The first Republican presidential debate is coming up August 6 in Cleveland, Ohio. Here are some questions the moderators might consider asking two of the candidates.
For Gov. Scott Walker of Wisconsin:
- Over the weekend you cited President Reagan's 1986 tax reform, which created "two lower marginal rates," as a model for tax reform. Reagan's two tax brackets were 15 percent and 28 percent until President George H.W. Bush raised the rates. Would you bring back those two rates? If not, what rates would you seek? What if any deductions would you eliminate to broaden the tax base under these lower rates? Would the 28 percent rate also apply to capital gains? If so, how do you justify increasing the top capital gains rate from the current 23.8 percent top rate?
- How do you justify a $250 million taxpayer subsidy for a new basketball arena for the Milwaukee Bucks?
- You've been out on the campaign trail talking about an immigration policy that places a priority "on American working families, their wages." What does that mean? Are you suggesting that immigrants undercut the wages of native-born Americans? What's your evidence for that? If elected president, would you ask Congress to let in more legal immigrants than we do now, or fewer than we do now? Would you ask Congress to change the laws—family reunification, refugee status, green card lottery—that govern how people are allowed in legally now? If so, how?
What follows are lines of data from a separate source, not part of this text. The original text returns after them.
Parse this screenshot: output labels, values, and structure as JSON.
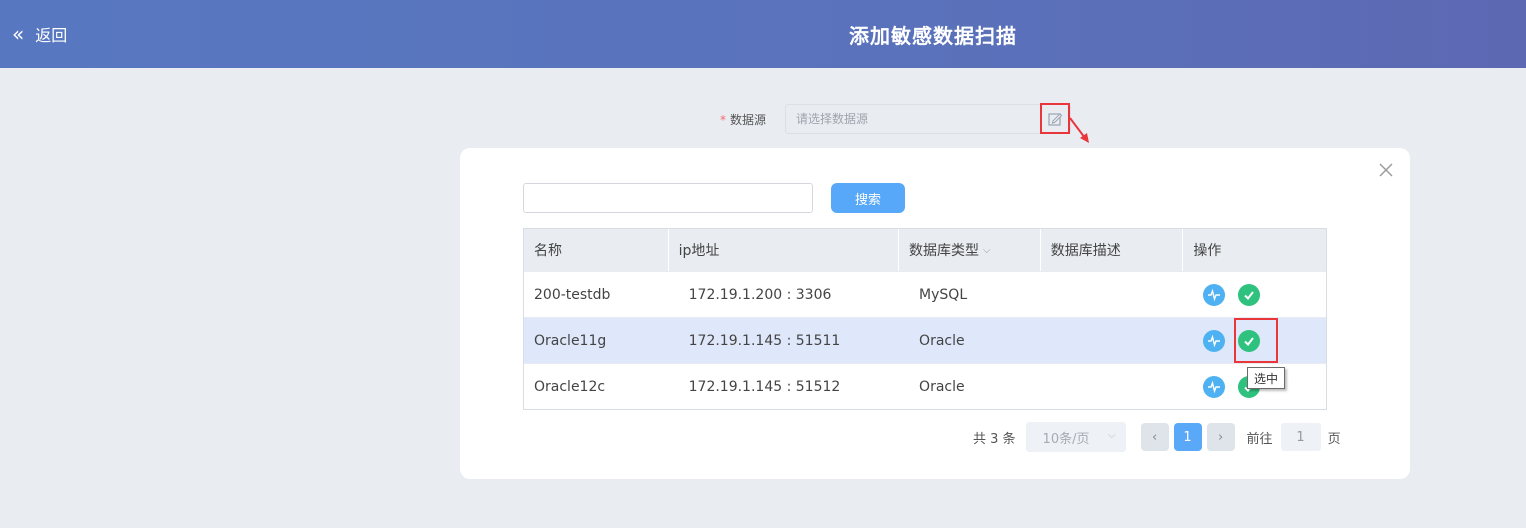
{
  "header": {
    "back_label": "返回",
    "back_icon": "double-chevron-left-icon",
    "title": "添加敏感数据扫描"
  },
  "form": {
    "required_mark": "*",
    "datasource_label": "数据源",
    "datasource_placeholder": "请选择数据源",
    "edit_icon": "edit-icon"
  },
  "dialog": {
    "close_icon": "close-icon",
    "search": {
      "placeholder": "",
      "button_label": "搜索"
    },
    "table": {
      "columns": [
        "名称",
        "ip地址",
        "数据库类型",
        "数据库描述",
        "操作"
      ],
      "rows": [
        {
          "name": "200-testdb",
          "ip": "172.19.1.200 : 3306",
          "type": "MySQL",
          "desc": "",
          "selected": false
        },
        {
          "name": "Oracle11g",
          "ip": "172.19.1.145 : 51511",
          "type": "Oracle",
          "desc": "",
          "selected": true
        },
        {
          "name": "Oracle12c",
          "ip": "172.19.1.145 : 51512",
          "type": "Oracle",
          "desc": "",
          "selected": false
        }
      ],
      "action_icons": [
        "pulse-icon",
        "check-circle-icon"
      ]
    },
    "tooltip": "选中",
    "pagination": {
      "total": "共 3 条",
      "page_size": "10条/页",
      "current_page": "1",
      "goto_label": "前往",
      "goto_value": "1",
      "page_suffix": "页"
    }
  },
  "colors": {
    "header_start": "#5778c1",
    "header_end": "#5d68b3",
    "primary": "#58a8fa",
    "success": "#2ec27e",
    "info": "#4db1f2",
    "highlight": "#e8363b",
    "selected_row": "#dfe7fa"
  }
}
And since you described immigration over the weekend as "an issue where I have changed somewhat," what should make us think that you won't change on it some more after you get elected?
- How would a Walker presidency be different from a Jeb Bush presidency?
For [former Florida Governor] Jeb Bush:
- How would a Jeb Bush presidency be different from a Scott Walker presidency?
- You said you wouldn't tear up a nuclear deal with Iran on day one of your presidency "because on 12:01 on January, whatever it is, 19th, I will not probably have a confirmed secretary of state, unlikely, won't have a national security team in place. I would not have consulted with our allies. I would not have had the intelligence briefings to make decisions." What are the chances that such consultations and briefings will change your position about whether the Iran deal, which you condemned as "dangerous, deeply flawed…appeasement," is a good idea? If what you do depends on who your secretary of state will be, can you name a list of potential occupants of that job in your administration?
- You recently spoke in favor of a balanced budget amendment to the Constitution. Do you favor any other Constitutional amendments, for example, on abortion, same-sex marriage, a line-item veto, or flag-burning?
- You apparently support increases in federal spending on space. Why, other than that you are from Florida, home of NASA's Kennedy Space Center? Why is space exploration not something better left to the private sector? Would you exempt NASA from the federal hiring freeze and 10 percent workforce reduction that you proposed for the rest of the government?
- You now say you don't support a path to citizenship for illegal immigrants. As both a presidential candidate and as president, your brother George W. Bush did support such a path. Hillary Clinton is already criticizing you for opposing a path to citizenship. Why should the Republican candidate in 2016 have a position on this that Democrats can and will characterize as more anti-immigrant than that of George W. Bush?
- You propose to change immigration law to eliminate the family preference for foreign siblings and elderly parents of Americans. Doesn't that undercut Republican claims to be in favor of family values? You also propose increased penalties for businesses that hire illegal immigrants. Doesn't that conflict with your push to reduce the regulation that Washington imposes on business? One reason you give in favor of changing the family preference is that other countries do it that way. Doesn't that conflict with the idea of American exceptionalism? You also propose to use federal law enforcement funds to crack down on "sanctuary cities." Doesn't that conflict with the idea that local and state governments handle things best without a lot of mandates from Washington? Do you apply different principles to immigration policy than to other issues? If so, why?